**DIRECTIONS FOR THIS TASK:**
Tell how many lines in these records contain the string "handle", with only the number as the reply.

**EXERCISE DATA:**
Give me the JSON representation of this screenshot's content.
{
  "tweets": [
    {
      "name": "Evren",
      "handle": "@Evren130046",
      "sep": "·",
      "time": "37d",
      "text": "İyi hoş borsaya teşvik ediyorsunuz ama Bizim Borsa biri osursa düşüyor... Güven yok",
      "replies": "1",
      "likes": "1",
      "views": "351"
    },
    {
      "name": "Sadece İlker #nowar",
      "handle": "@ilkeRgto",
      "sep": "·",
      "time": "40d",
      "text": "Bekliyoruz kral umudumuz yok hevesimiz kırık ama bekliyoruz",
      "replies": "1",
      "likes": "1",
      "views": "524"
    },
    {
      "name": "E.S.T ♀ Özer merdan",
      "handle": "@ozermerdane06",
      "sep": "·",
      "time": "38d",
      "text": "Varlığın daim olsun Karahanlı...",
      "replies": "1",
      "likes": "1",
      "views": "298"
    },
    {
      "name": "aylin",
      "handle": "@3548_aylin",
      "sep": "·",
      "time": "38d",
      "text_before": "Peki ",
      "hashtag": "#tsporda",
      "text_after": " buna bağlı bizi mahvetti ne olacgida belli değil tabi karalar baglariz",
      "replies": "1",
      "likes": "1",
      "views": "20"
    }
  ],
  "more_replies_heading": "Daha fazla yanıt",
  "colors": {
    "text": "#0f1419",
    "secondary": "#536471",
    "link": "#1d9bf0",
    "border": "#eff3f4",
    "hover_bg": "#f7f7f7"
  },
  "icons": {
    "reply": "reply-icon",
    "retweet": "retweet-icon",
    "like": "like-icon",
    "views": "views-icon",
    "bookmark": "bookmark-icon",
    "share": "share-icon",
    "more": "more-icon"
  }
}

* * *

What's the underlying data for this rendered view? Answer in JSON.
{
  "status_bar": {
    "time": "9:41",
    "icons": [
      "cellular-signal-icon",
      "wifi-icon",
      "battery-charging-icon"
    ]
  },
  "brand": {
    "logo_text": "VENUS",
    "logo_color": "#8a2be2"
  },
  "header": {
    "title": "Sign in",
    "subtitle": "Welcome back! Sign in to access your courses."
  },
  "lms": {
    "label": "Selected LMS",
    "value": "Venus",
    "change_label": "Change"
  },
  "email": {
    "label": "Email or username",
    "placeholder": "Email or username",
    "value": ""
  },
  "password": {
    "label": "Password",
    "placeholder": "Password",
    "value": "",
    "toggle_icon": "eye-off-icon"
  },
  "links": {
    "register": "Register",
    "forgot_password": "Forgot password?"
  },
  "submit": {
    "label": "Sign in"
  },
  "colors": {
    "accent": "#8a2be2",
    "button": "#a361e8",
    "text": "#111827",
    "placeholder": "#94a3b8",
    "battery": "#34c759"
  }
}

**OUTPUT BELOW:**
4